Once the emergency has been called and the crew is dressed, actual simulations take place. Various people are in charge of each group, and the color of their clothing signifies their specific jobs. They often use large laminated safety diagrams to mark the location of the problem and then communicate with their teams (and others) over walkie-talkies. A Damage Control Team Trainer (DCTT) supervises and makes suggestions for better performance.
This particular drill involved flooding in one of the lower engine rooms, a medical injury that would result in an amputation, and a fire caused by the flooding. The coordination among the various teams was impressive.
For the flooding, one of the hatches had to be shored up. A frame and brace were placed over it to prevent water from entering a second compartment.
The medical emergency consisted of a crewmember with an injured arm. Medical personnel stabilized the person and then carried him to the operating table in the mess (it doubles as one of the tables we eat on), where procedures for a simulated amputation were performed.
After the flood, a fire broke out, so the fire teams were deployed to contain it. Hoses had to be connected and run down through the hatch to the lower deck. In case of an actual fire, CO2 (carbon dioxide) could be released into the area to contain it.

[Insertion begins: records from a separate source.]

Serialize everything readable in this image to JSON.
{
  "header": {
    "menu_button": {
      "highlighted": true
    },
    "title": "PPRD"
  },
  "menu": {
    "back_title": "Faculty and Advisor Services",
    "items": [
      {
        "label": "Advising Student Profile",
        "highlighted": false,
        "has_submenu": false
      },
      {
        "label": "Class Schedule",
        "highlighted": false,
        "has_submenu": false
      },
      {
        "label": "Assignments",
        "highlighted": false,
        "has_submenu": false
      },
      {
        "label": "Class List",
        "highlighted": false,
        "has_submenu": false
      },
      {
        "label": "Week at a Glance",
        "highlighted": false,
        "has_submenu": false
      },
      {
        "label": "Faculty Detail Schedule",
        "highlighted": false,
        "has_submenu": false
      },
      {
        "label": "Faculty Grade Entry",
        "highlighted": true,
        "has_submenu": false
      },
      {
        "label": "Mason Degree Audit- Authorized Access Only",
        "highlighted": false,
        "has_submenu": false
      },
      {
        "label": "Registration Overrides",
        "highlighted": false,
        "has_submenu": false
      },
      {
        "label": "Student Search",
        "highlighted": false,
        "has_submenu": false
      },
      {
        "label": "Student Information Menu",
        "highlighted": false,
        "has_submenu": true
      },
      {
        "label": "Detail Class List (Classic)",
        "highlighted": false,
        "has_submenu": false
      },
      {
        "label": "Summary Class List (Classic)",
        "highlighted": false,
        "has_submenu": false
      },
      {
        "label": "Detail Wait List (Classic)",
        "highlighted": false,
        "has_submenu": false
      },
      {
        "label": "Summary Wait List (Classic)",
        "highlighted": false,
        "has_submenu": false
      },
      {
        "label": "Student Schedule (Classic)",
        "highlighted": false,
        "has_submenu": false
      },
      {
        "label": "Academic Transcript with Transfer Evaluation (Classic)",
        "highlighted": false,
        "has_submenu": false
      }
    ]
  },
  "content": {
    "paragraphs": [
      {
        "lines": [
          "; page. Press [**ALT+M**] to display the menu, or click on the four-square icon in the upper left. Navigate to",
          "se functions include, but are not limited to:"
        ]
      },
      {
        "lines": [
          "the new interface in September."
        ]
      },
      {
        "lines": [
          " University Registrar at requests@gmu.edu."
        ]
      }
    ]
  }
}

After 9/11, the Coast Guard was put under the jurisdiction of the Office of Homeland Security. Although their main function on this cruise is to support the scientific research, the crew members still need to be trained to ensure the safety of anyone in peril at sea. Many members of the Healy crew have performed search and rescue along the coasts, have had to control fires on various ships, and have saved numerous lives - often while risking their own. On this September 11th, it is appropriate to honor them for their bravery and commitment.